Simulation of Dislocations in Metals - Part 2 of 2

As the raft of bubbles is stressed with the slider, dislocations move into and out of the grains and their boundaries.


Unlike covalently bonded substances, where the orientations of atoms maximize overlap of the valence orbitals, metallic bonds are non-directional. This means that the atoms will arrange themselves to maximize the number of nearest neighbors. Thus, many metal crystals have close-packed arrangements. In both the hexagonal and cubic closest packing lattices, each atom is surrounded by a hexagonal arrangement of six atoms (as illustrated in this demonstration), as well as three atoms above and three atoms below the hexagonal plane.

All crystal lattices have defects. When stress is applied, the number and nature of the defects changes, and the defects can move through the lattice, as illustrated in these demonstrations.

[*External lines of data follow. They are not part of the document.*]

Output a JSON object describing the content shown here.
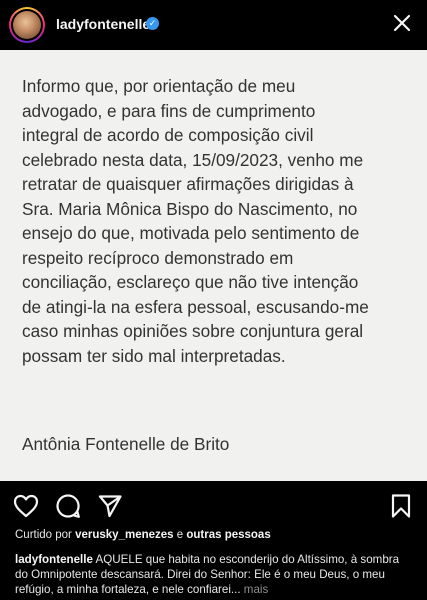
{
  "header": {
    "username": "ladyfontenelle",
    "verified_icon": "✓"
  },
  "post": {
    "body": "Informo que, por orientação de meu\nadvogado, e para fins de cumprimento\nintegral de acordo de composição civil\ncelebrado nesta data, 15/09/2023, venho me\nretratar de quaisquer afirmações dirigidas à\nSra. Maria Mônica Bispo do Nascimento, no\nensejo do que, motivada pelo sentimento de\nrespeito recíproco demonstrado em\nconciliação, esclareço que não tive intenção\nde atingi-la na esfera pessoal, escusando-me\ncaso minhas opiniões sobre conjuntura geral\npossam ter sido mal interpretadas.",
    "signature": "Antônia Fontenelle de Brito"
  },
  "likes": {
    "prefix": "Curtido por ",
    "user": "verusky_menezes",
    "middle": " e ",
    "others": "outras pessoas"
  },
  "caption": {
    "user": "ladyfontenelle",
    "text": " AQUELE que habita no esconderijo do Altíssimo, à sombra do Omnipotente descansará. Direi do Senhor: Ele é o meu Deus, o meu refúgio, a minha fortaleza, e nele confiarei... ",
    "more": "mais"
  },
  "colors": {
    "background": "#000000",
    "post_background": "#f1f1f0",
    "post_text": "#333333",
    "verified": "#3897f0"
  }
}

The "Heat Treatment of a Metal Bobby Pin" series shows how metals can be treated to alter the number of dislocations, and illustrates how the number of defects influences the physical properties of the metal.

  • Design and Demonstration
    • George Lisensky Beloit College, Beloit, WI 53511
  • Text
    • George Lisensky Beloit College, Beloit, WI 53511
    • Nancy S. Gettys University of Wisconsin - Madison, Madison, WI 53706
    • David Phillips Wabash College, Crawfordsville, IN 47933
  • Video
    • Jerrold J. Jacobsen University of Wisconsin - Madison, Madison, WI 53706